Going through a divorce can be brutal. While feelings of heartbreak, rage, and shock may dominate your mind, the unfortunate truth is that you also must consider the practical matters at hand.
Most prominently, this includes financial separation. Indeed, dividing assets and fighting for the amount you deserve can be the most stressful part of the process. During this stress, it’s easy to make mistakes or overlook important details.
While it’s impossible to avoid some sort of change to your financial situation following a divorce, you can decrease the chances that you’ll run into financial troubles. Here are 4 financial mistakes to avoid making during your divorce.
1. Thinking Solely About the Short Term
Divorce is a long process, and it’s totally understandable if you’re just looking forward to getting it all over with. However, it’s important to be patient and avoid thinking solely about the short term. Keep in mind how things are likely to change in the long term.
For example, consider the matter of child support. When dividing the financial responsibilities of parenthood with your ex, you might only be thinking about the current needs of the child. But what about if they go to college? Or develop a medical condition? Or join an extracurricular activity at school? Not including these potential situations in your financial plans—and your divorce agreement—could set you up for financial troubles down the road.
It’s important to consider how the decisions you make today might affect your family in the future.
2. Undervaluing Shared Assets
Another common mistake people make is undervaluing their shared assets.
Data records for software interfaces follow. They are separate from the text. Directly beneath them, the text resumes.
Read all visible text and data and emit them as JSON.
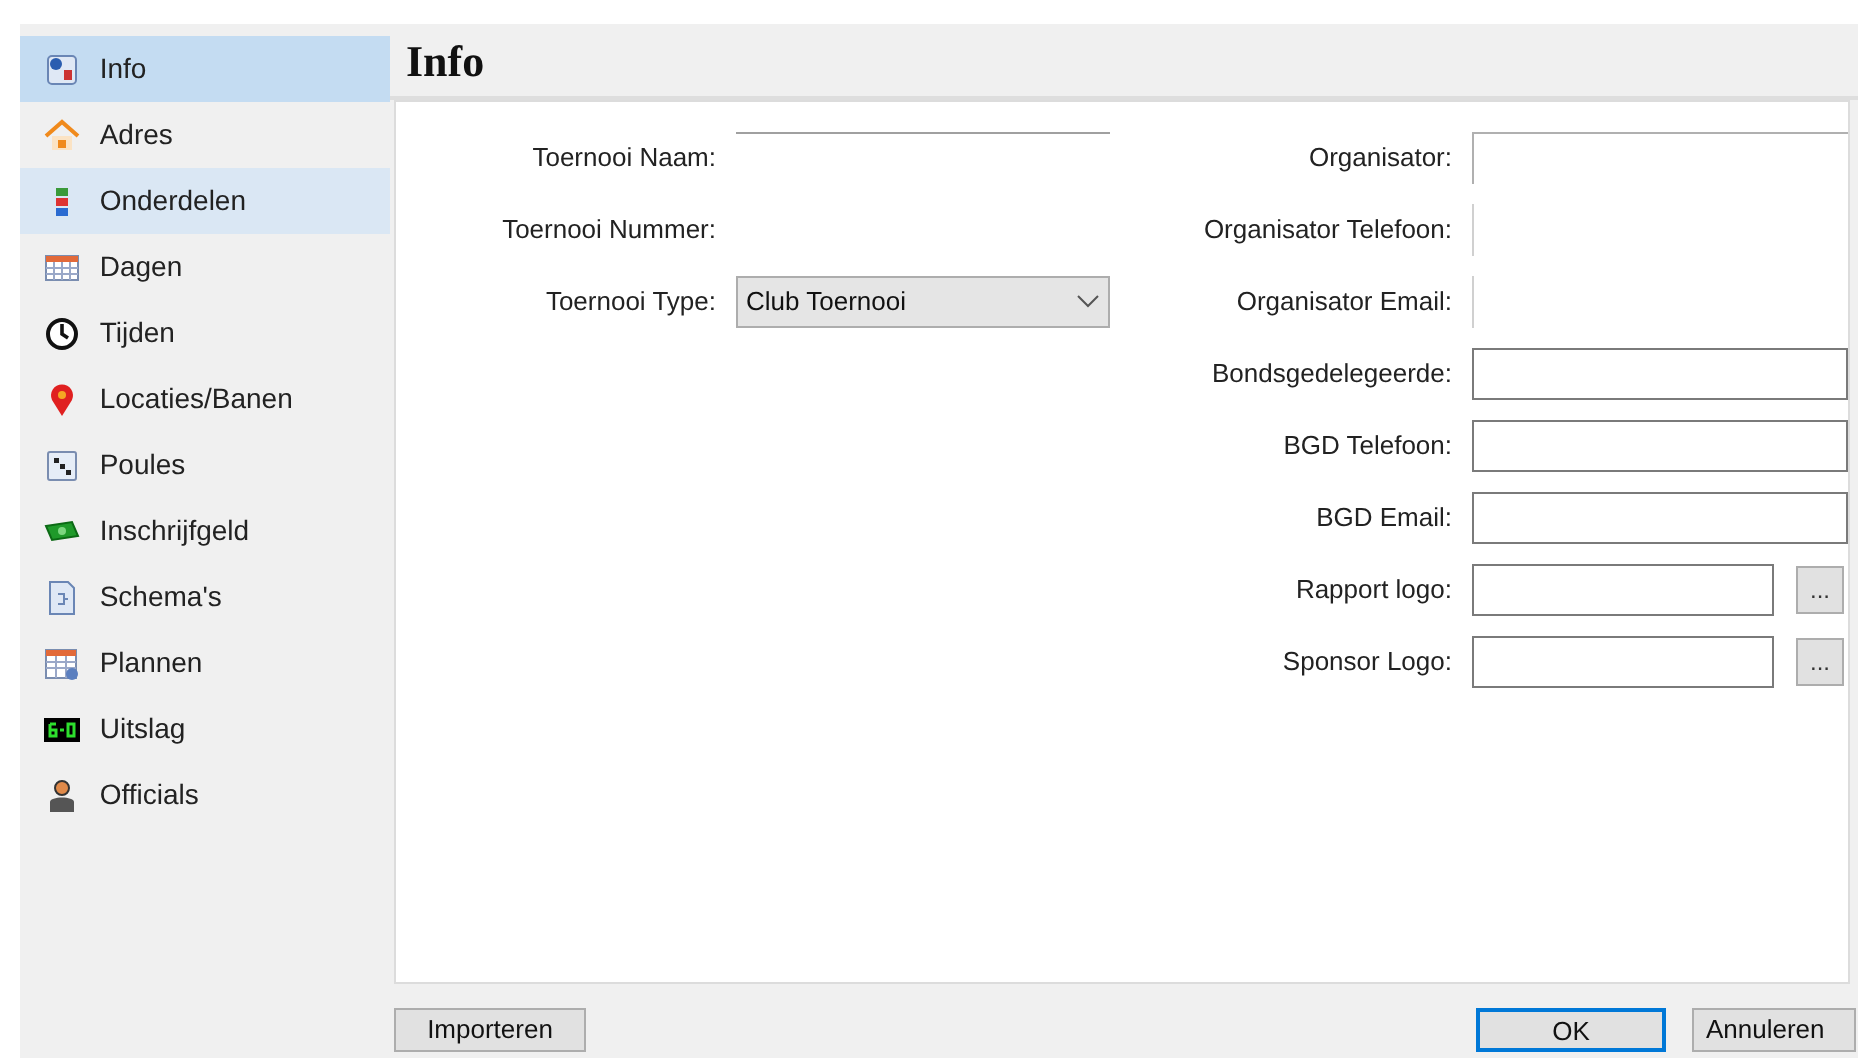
{
  "sidebar": {
    "items": [
      {
        "label": "Info",
        "selected": true,
        "highlighted": false
      },
      {
        "label": "Adres",
        "selected": false,
        "highlighted": false
      },
      {
        "label": "Onderdelen",
        "selected": false,
        "highlighted": true
      },
      {
        "label": "Dagen",
        "selected": false,
        "highlighted": false
      },
      {
        "label": "Tijden",
        "selected": false,
        "highlighted": false
      },
      {
        "label": "Locaties/Banen",
        "selected": false,
        "highlighted": false
      },
      {
        "label": "Poules",
        "selected": false,
        "highlighted": false
      },
      {
        "label": "Inschrijfgeld",
        "selected": false,
        "highlighted": false
      },
      {
        "label": "Schema's",
        "selected": false,
        "highlighted": false
      },
      {
        "label": "Plannen",
        "selected": false,
        "highlighted": false
      },
      {
        "label": "Uitslag",
        "selected": false,
        "highlighted": false
      },
      {
        "label": "Officials",
        "selected": false,
        "highlighted": false
      }
    ]
  },
  "header": {
    "title": "Info"
  },
  "left_fields": [
    {
      "label": "Toernooi Naam:",
      "kind": "topline"
    },
    {
      "label": "Toernooi Nummer:",
      "kind": "none"
    },
    {
      "label": "Toernooi Type:",
      "kind": "select",
      "value": "Club Toernooi"
    }
  ],
  "right_fields": [
    {
      "label": "Organisator:",
      "kind": "corner"
    },
    {
      "label": "Organisator Telefoon:",
      "kind": "edge"
    },
    {
      "label": "Organisator Email:",
      "kind": "edge"
    },
    {
      "label": "Bondsgedelegeerde:",
      "kind": "text"
    },
    {
      "label": "BGD Telefoon:",
      "kind": "text"
    },
    {
      "label": "BGD Email:",
      "kind": "text"
    },
    {
      "label": "Rapport logo:",
      "kind": "file",
      "browse": "..."
    },
    {
      "label": "Sponsor Logo:",
      "kind": "file",
      "browse": "..."
    }
  ],
  "buttons": [
    {
      "label": "Importeren",
      "default": false
    },
    {
      "label": "OK",
      "default": true
    },
    {
      "label": "Annuleren",
      "default": false
    }
  ]
}
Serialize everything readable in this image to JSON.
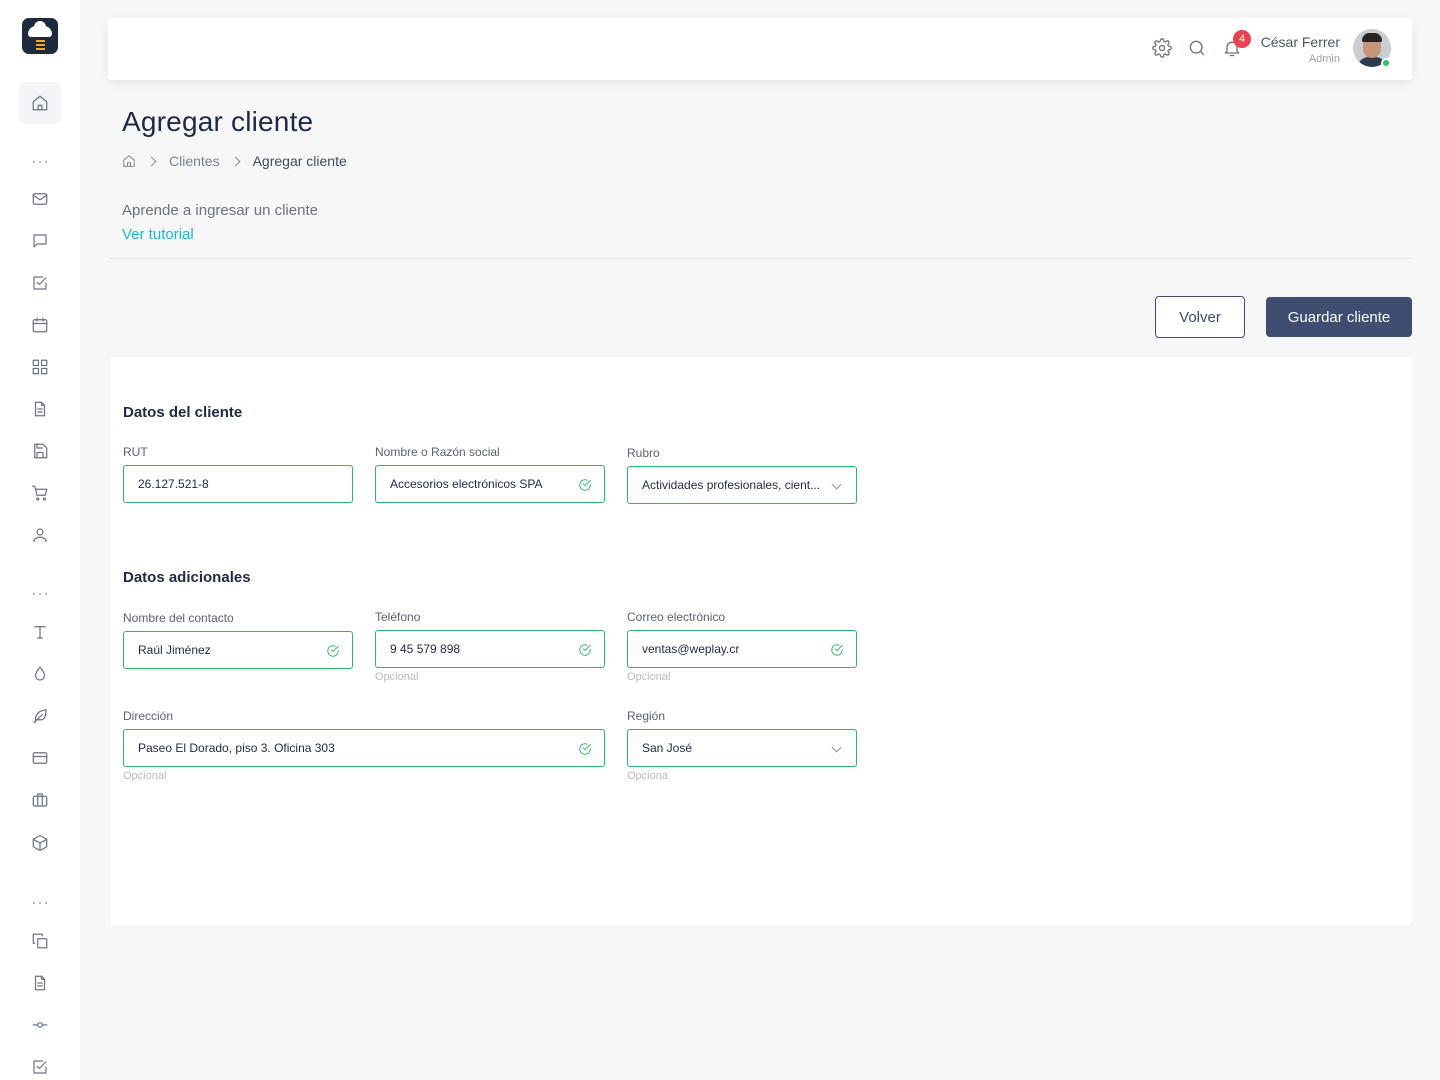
{
  "header": {
    "user_name": "César Ferrer",
    "user_role": "Admin",
    "notifications_count": "4"
  },
  "page": {
    "title": "Agregar cliente",
    "breadcrumb": [
      "Clientes",
      "Agregar cliente"
    ],
    "tutorial_text": "Aprende a ingresar un cliente",
    "tutorial_link": "Ver tutorial"
  },
  "actions": {
    "back_label": "Volver",
    "save_label": "Guardar cliente"
  },
  "form": {
    "client_section": "Datos del cliente",
    "rut": {
      "label": "RUT",
      "value": "26.127.521-8"
    },
    "name": {
      "label": "Nombre o Razón social",
      "value": "Accesorios electrónicos SPA"
    },
    "rubro": {
      "label": "Rubro",
      "value": "Actividades profesionales, cient..."
    },
    "additional_section": "Datos adicionales",
    "contact": {
      "label": "Nombre del contacto",
      "value": "Raúl Jiménez"
    },
    "phone": {
      "label": "Teléfono",
      "value": "9 45 579 898",
      "hint": "Opcional"
    },
    "email": {
      "label": "Correo electrónico",
      "value": "ventas@weplay.cr",
      "hint": "Opcional"
    },
    "address": {
      "label": "Dirección",
      "value": "Paseo El Dorado, piso 3. Oficina 303",
      "hint": "Opcional"
    },
    "region": {
      "label": "Región",
      "value": "San José",
      "hint": "Opciona"
    }
  },
  "colors": {
    "primary": "#3e4d70",
    "valid": "#2eb766",
    "link": "#1fb6d6",
    "badge": "#e8434e"
  },
  "icons": {
    "sidebar": [
      "home-icon",
      "mail-icon",
      "chat-icon",
      "checkbox-icon",
      "calendar-icon",
      "grid-icon",
      "document-icon",
      "save-icon",
      "cart-icon",
      "user-icon",
      "text-icon",
      "drop-icon",
      "feather-icon",
      "credit-card-icon",
      "briefcase-icon",
      "box-icon",
      "copy-icon",
      "file-icon",
      "git-commit-icon",
      "check-square-icon"
    ],
    "topbar": [
      "settings-icon",
      "search-icon",
      "bell-icon"
    ]
  }
}
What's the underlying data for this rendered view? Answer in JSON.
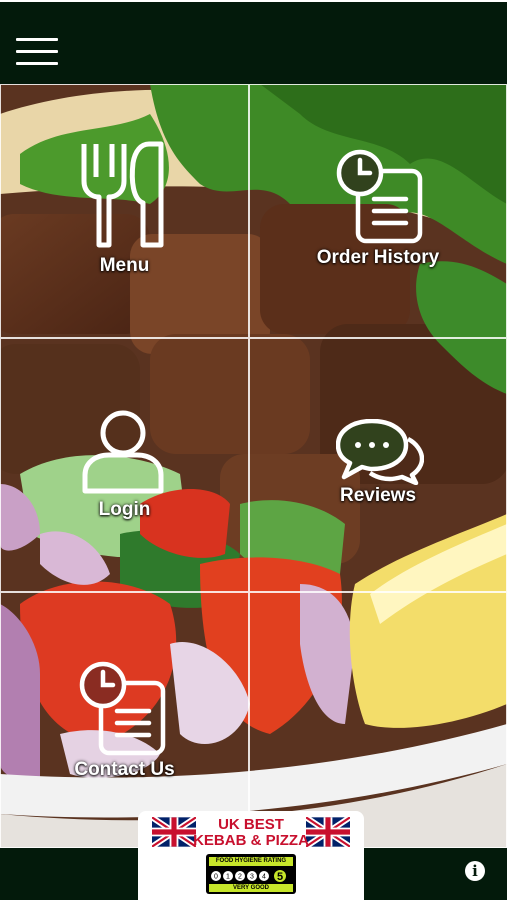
{
  "tiles": [
    {
      "id": "menu",
      "label": "Menu",
      "icon": "fork-knife-icon"
    },
    {
      "id": "order-history",
      "label": "Order History",
      "icon": "clock-document-icon"
    },
    {
      "id": "login",
      "label": "Login",
      "icon": "user-icon"
    },
    {
      "id": "reviews",
      "label": "Reviews",
      "icon": "speech-bubbles-icon"
    },
    {
      "id": "contact-us",
      "label": "Contact Us",
      "icon": "clock-document-icon"
    }
  ],
  "badge": {
    "title_line1": "UK BEST",
    "title_line2": "KEBAB & PIZZA",
    "rating_header": "FOOD HYGIENE RATING",
    "rating_value": "5",
    "rating_scale": [
      "0",
      "1",
      "2",
      "3",
      "4"
    ],
    "rating_text": "VERY GOOD"
  },
  "colors": {
    "bar": "#031a0b",
    "badge_red": "#c8102e",
    "rating_green": "#c7e62a"
  },
  "nav": {
    "menu_icon": "hamburger-icon",
    "info_icon": "info-icon"
  }
}
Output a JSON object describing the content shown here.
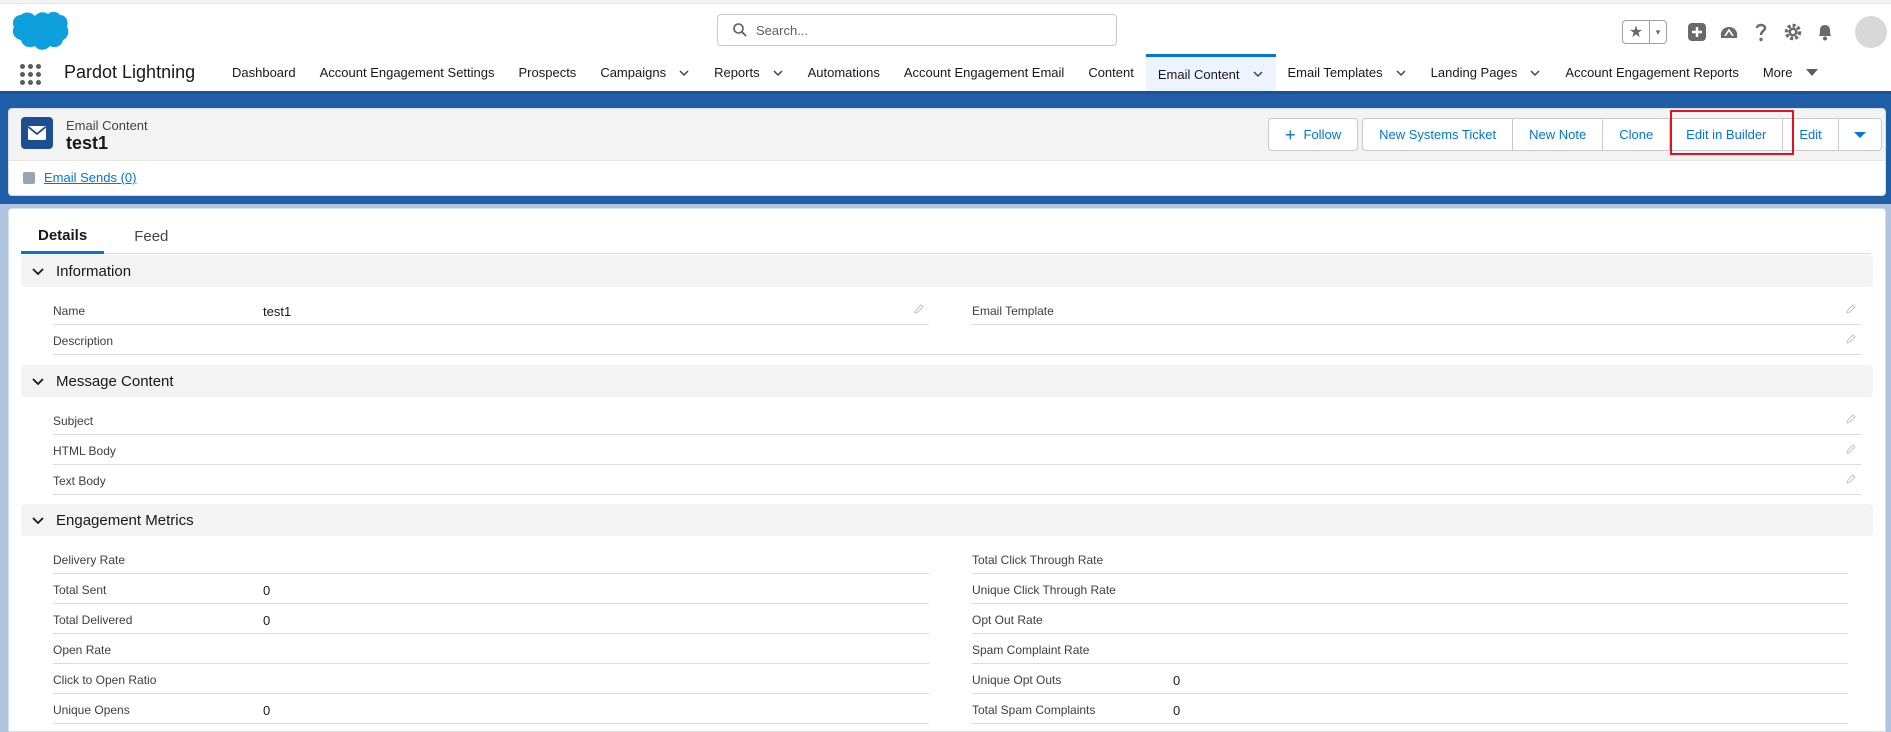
{
  "search": {
    "placeholder": "Search..."
  },
  "global_actions": {
    "star": "★",
    "caret": "▾"
  },
  "nav": {
    "app_name": "Pardot Lightning",
    "items": [
      {
        "label": "Dashboard",
        "has_menu": false
      },
      {
        "label": "Account Engagement Settings",
        "has_menu": false
      },
      {
        "label": "Prospects",
        "has_menu": false
      },
      {
        "label": "Campaigns",
        "has_menu": true
      },
      {
        "label": "Reports",
        "has_menu": true
      },
      {
        "label": "Automations",
        "has_menu": false
      },
      {
        "label": "Account Engagement Email",
        "has_menu": false
      },
      {
        "label": "Content",
        "has_menu": false
      },
      {
        "label": "Email Content",
        "has_menu": true,
        "active": true
      },
      {
        "label": "Email Templates",
        "has_menu": true
      },
      {
        "label": "Landing Pages",
        "has_menu": true
      },
      {
        "label": "Account Engagement Reports",
        "has_menu": false
      }
    ],
    "more_label": "More"
  },
  "record": {
    "object_type": "Email Content",
    "name": "test1",
    "actions": {
      "follow": "Follow",
      "new_systems_ticket": "New Systems Ticket",
      "new_note": "New Note",
      "clone": "Clone",
      "edit_in_builder": "Edit in Builder",
      "edit": "Edit"
    },
    "related_link": "Email Sends (0)"
  },
  "tabs": {
    "details": "Details",
    "feed": "Feed"
  },
  "sections": {
    "information": {
      "title": "Information",
      "fields": {
        "name_label": "Name",
        "name_value": "test1",
        "description_label": "Description",
        "email_template_label": "Email Template"
      }
    },
    "message_content": {
      "title": "Message Content",
      "fields": {
        "subject": "Subject",
        "html_body": "HTML Body",
        "text_body": "Text Body"
      }
    },
    "engagement_metrics": {
      "title": "Engagement Metrics",
      "left": [
        {
          "label": "Delivery Rate",
          "value": ""
        },
        {
          "label": "Total Sent",
          "value": "0"
        },
        {
          "label": "Total Delivered",
          "value": "0"
        },
        {
          "label": "Open Rate",
          "value": ""
        },
        {
          "label": "Click to Open Ratio",
          "value": ""
        },
        {
          "label": "Unique Opens",
          "value": "0"
        }
      ],
      "right": [
        {
          "label": "Total Click Through Rate",
          "value": ""
        },
        {
          "label": "Unique Click Through Rate",
          "value": ""
        },
        {
          "label": "Opt Out Rate",
          "value": ""
        },
        {
          "label": "Spam Complaint Rate",
          "value": ""
        },
        {
          "label": "Unique Opt Outs",
          "value": "0"
        },
        {
          "label": "Total Spam Complaints",
          "value": "0"
        }
      ]
    }
  },
  "colors": {
    "brand_blue": "#0176d3",
    "nav_bar": "#1b5297",
    "highlight_red": "#e0141e"
  }
}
This is especially common in situations where one partner was in charge of finances, or perhaps a bit manipulative with money.
If your ex receives a valuation on a shared asset, or reports the value of a shared asset, it’s essential to not accept that valuation without doing your own research. The truth is that complicated assets, including property and businesses, can fluctuate in value and be appraised differently.
You can avoid this mistake by obtaining your own valuation of all shared assets. A mediator, an arbitrator, or a judge can compare both valuations and determine a fair division.
3. Taking on an Unfair Share of Debt
Similarly, it’s unfortunately common for one spouse to be burdened with an unfair share of the marital debt. Creditors can even come after you for your ex-spouse’s unpaid debts, even if you had no idea they existed.
Ordering and reviewing copies of each spouse’s credit reports can help uncover hidden consumer debts. This includes credit cards, auto loans, student loans, personal loans, and mortgage debt.
If your ex tries to saddle you with the majority of the shared debt, don’t be tricked into agreeing. It might seem daunting, but it is worth it to fight for the financial stability you deserve.
4. Ignoring Retirement Assets
Retirement accounts cannot be jointly owned, but they are generally considered to be for the benefit of both spouses. Both partners are entitled to their fair share of the retirement savings.
This is true even if one partner was the primary breadwinner and the other was a stay-at-home parent. The unemployed partner should receive a fair share of the other’s 401(k). Splitting these accounts may mean you’ll have to re-configure your plan for retirement savings, as your account’s balance will be lower after your divorce and needs to be rebuilt to keep you on track for retirement.
A QDRO, or qualified domestic relations order, will need to be filed for this separation to be completed. Even in DIY divorces, it’s best to leave complicated legal documents to the professionals. Otherwise, you may face large penalties, or receive nothing at all.
Family Law Attorneys in Maryland
If you’re looking for experienced family law attorneys to represent you, look no further than the Law Offices of Sandra Guzman-Salvado. We specialize in Maryland divorce law, child custody, child support law, and more. We are a diverse team that also offers Spanish-speaking lawyers.
Call now to learn more!